points (¼ mile for “measured,” ¾ mile for “indicated,” 3 miles for “inferred,” and >3 miles for “hypothetical” reserves). The speculative category (Figure 3.1) applies where a geological setting that is likely to contain coal has not yet been explored. State geological surveys working in cooperation with the USGS have been encouraged to adopt this system.
The two primary federal agencies that provide resource and reserve information are the Energy Information Administration in the Department of Energy, and the U.S. Geological Survey in the Department of the Interior.
The EIA is responsible for maintaining Demonstrated Reserve Base (DRB) data (Box 3.1), the basis for assessing and reporting U.S. coal reserves. The DRB evolved from work performed by the U.S. Bureau of Mines that was published as Information Circulars 8680 and 8693 (USBM, 1975a, 1975b). These circulars contain estimates of DRB tonnage remaining in 1971, reported by county and

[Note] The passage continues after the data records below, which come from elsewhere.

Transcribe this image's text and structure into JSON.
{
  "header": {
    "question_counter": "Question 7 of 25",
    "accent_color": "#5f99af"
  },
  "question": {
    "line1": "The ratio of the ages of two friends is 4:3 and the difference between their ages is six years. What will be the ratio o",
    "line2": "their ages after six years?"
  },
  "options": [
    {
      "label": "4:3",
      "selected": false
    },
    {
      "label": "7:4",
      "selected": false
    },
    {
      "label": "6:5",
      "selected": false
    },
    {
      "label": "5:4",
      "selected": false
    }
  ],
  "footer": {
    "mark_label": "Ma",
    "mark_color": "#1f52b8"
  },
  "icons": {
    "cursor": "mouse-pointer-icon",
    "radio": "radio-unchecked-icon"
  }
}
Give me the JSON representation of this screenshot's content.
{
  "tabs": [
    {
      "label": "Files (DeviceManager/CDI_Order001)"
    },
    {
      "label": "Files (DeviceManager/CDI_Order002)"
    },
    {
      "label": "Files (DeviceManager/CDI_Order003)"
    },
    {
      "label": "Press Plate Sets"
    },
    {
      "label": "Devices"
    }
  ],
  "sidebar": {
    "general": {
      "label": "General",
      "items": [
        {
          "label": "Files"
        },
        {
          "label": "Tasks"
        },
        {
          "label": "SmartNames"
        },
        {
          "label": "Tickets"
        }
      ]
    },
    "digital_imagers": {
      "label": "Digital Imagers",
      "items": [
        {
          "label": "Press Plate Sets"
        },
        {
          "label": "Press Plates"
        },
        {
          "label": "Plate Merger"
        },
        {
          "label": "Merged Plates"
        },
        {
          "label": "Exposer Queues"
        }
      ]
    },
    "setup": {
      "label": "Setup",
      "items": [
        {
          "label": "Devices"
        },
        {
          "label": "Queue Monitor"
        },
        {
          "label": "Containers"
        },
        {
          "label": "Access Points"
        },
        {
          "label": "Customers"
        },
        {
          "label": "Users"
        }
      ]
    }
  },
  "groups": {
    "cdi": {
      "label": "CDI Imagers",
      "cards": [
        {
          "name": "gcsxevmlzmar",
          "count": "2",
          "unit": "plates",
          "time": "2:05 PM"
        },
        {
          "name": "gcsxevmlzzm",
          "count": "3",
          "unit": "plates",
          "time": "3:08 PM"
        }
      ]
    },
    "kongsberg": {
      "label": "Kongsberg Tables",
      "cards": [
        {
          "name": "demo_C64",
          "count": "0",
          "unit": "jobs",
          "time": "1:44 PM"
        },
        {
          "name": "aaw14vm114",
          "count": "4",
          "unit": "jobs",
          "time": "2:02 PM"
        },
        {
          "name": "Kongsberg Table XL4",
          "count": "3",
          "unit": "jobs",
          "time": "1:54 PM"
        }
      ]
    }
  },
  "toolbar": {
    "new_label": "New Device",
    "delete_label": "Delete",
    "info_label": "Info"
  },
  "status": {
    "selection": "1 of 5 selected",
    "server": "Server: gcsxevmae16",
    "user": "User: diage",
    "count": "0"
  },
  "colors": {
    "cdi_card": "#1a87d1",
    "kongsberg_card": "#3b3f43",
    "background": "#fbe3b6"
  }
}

U.S. Demonstrated Reserve Base (DRB)
The DRB is a collective term for the sum of coal in both “measured” and “indicated” resource categories (see Figure 3.1), and includes the following:
The DRB represents that portion of the identified resources of coal from which reserves are calculated (see Figure 3.2) and is thus a derived value using arbitrary limits and based on limited coal industry data. More recent (2005) numbers for each category except total resources are presented in Table 3.1.
The concept that coal resource and reserve tonnages will sequentially decrease corresponding to greater data reliability and increased confidence in economic recoverability, as portrayed in Figure 3.2, is fundamentally correct. However, there is no justification for the estimates to have more than two significant figures, nor are the sharp boundaries between the different reserve and resource categories realistic. These boundaries will shift up or down (decreasing or increasing tonnage estimates) depending on the availability of new information or particular changes or trends in technology and economics, as well as environmental constraints, transportation availability, and demographic shifts.